WASHINGTON – WASHINGTON (AP) — The Obama administration warned Congress on Tuesday that failure to ratify a new nuclear arms deal with Russia would weaken the United States.
Defense Secretary Robert Gates assured a Senate committee that the "new START" nuclear reduction and monitoring pact does not prevent the United States from defending itself against missile attacks.
Secretary of State Hillary Rodham Clinton said the deal gives the United States leverage when it argues that other nations should not develop nuclear weapons.
Both officials testified alongside the top U.S. military officer in urging the Senate to quickly ratify the treaty.
The treaty replaces the 1991 START treaty, which expired in December. Passing a new version has been a national security and foreign policy priority for the Obama administration.
The treaty is expected to win ratification, although some Republicans have raised questions about how it will be enforced and whether it leaves the U.S. vulnerable to certain kinds of attack.

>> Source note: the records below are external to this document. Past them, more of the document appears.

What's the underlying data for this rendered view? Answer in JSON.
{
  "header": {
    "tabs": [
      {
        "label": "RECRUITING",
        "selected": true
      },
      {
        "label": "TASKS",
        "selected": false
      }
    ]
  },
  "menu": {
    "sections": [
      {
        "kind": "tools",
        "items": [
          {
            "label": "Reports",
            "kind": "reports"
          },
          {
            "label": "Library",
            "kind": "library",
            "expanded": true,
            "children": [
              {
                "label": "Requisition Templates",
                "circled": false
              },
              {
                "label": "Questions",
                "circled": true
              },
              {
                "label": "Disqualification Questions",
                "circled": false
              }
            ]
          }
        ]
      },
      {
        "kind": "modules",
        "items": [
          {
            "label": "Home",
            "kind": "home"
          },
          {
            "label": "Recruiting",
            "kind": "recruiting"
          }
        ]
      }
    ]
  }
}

A number of senior Republicans have signaled their support for the deal, including Sen. Richard Lugar of Indiana. Lugar told the Senate Foreign Relations Committee that passing up the chance for a strategic nuclear arms control deal with Russia "would be an extremely precarious strategy."
The Senate committee is the first step toward what the administration hopes will be ratification by the end of the year.
Administration officials assured Congress that the treaty would not limit the U.S. ability to develop missile defense systems.
Gates told the Senate committee the treaty also will allow the U.S. to develop the ability to strike a target anywhere in the world in less than an hour using a conventional weapon. Russia has signaled its strong opposition to U.S. proposals to place conventional warheads on strategic missiles.